- Task goal -
Every line containing the word "file" is to be copied from the data below.

- Data records for software interfaces -
____________________

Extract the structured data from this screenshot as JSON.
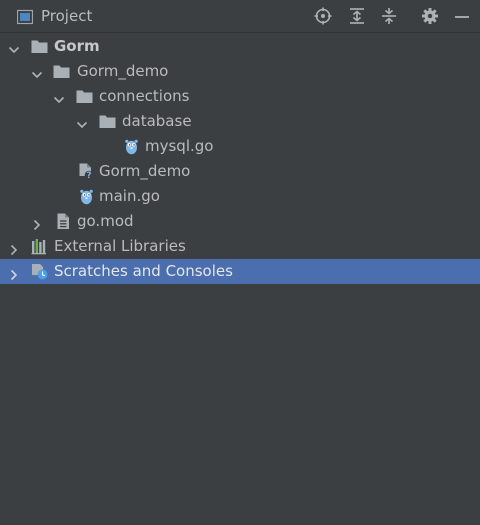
{
  "header": {
    "title": "Project",
    "tools": [
      "locate-icon",
      "expand-all-icon",
      "collapse-all-icon",
      "gear-icon",
      "minimize-icon"
    ]
  },
  "tree": {
    "items": [
      {
        "label": "Gorm",
        "icon": "folder-icon",
        "expanded": true,
        "bold": true
      },
      {
        "label": "Gorm_demo",
        "icon": "folder-icon",
        "expanded": true
      },
      {
        "label": "connections",
        "icon": "folder-icon",
        "expanded": true
      },
      {
        "label": "database",
        "icon": "folder-icon",
        "expanded": true
      },
      {
        "label": "mysql.go",
        "icon": "go-file-icon"
      },
      {
        "label": "Gorm_demo",
        "icon": "unknown-file-icon"
      },
      {
        "label": "main.go",
        "icon": "go-file-icon"
      },
      {
        "label": "go.mod",
        "icon": "go-mod-file-icon",
        "expanded": false
      },
      {
        "label": "External Libraries",
        "icon": "libraries-icon",
        "expanded": false
      },
      {
        "label": "Scratches and Consoles",
        "icon": "scratches-icon",
        "expanded": false,
        "selected": true
      }
    ]
  },
  "colors": {
    "background": "#3c3f41",
    "selection": "#4b6eaf",
    "text": "#bbbbbb",
    "folder": "#a9b0b6",
    "gopher": "#7fb7e8"
  }
}
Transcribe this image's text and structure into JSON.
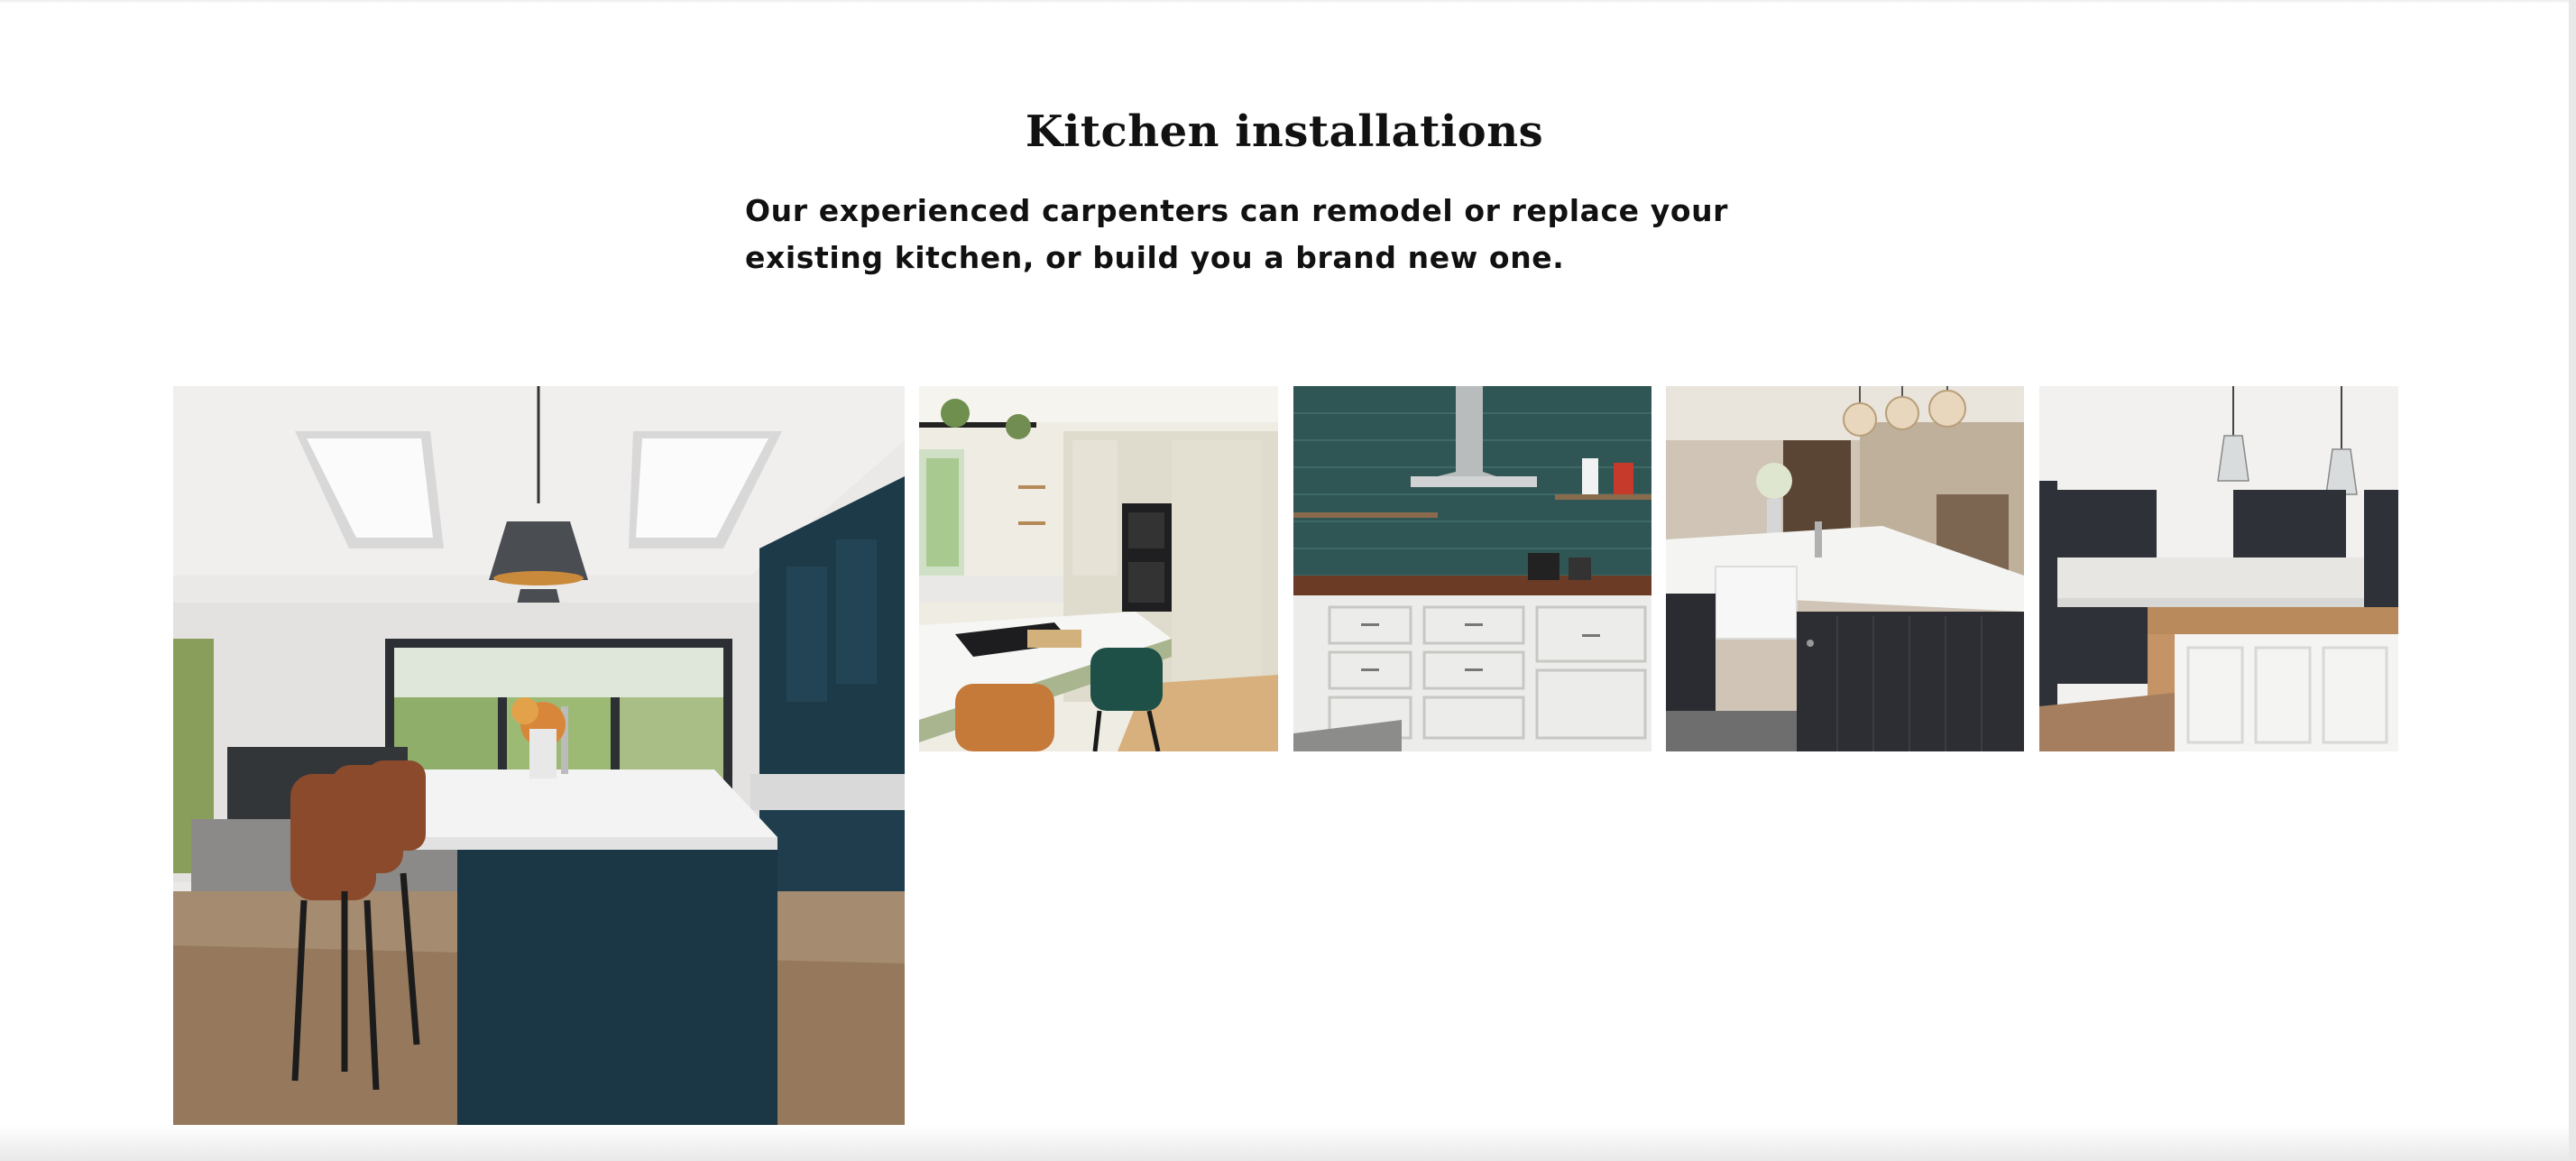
{
  "section": {
    "title": "Kitchen installations",
    "intro": "Our experienced carpenters can remodel or replace your existing kitchen, or build you a brand new one."
  },
  "gallery": {
    "photos": [
      "kitchen-photo-navy-island-skylights",
      "kitchen-photo-sage-cabinets-orange-stools",
      "kitchen-photo-green-tile-splashback",
      "kitchen-photo-belfast-sink-island",
      "kitchen-photo-dark-cabinets-wood-island"
    ]
  },
  "colors": {
    "text": "#111111",
    "background": "#ffffff"
  }
}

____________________

- Response -
        "icon": "go-file-icon"
        "icon": "unknown-file-icon"
        "icon": "go-file-icon"
        "icon": "go-mod-file-icon",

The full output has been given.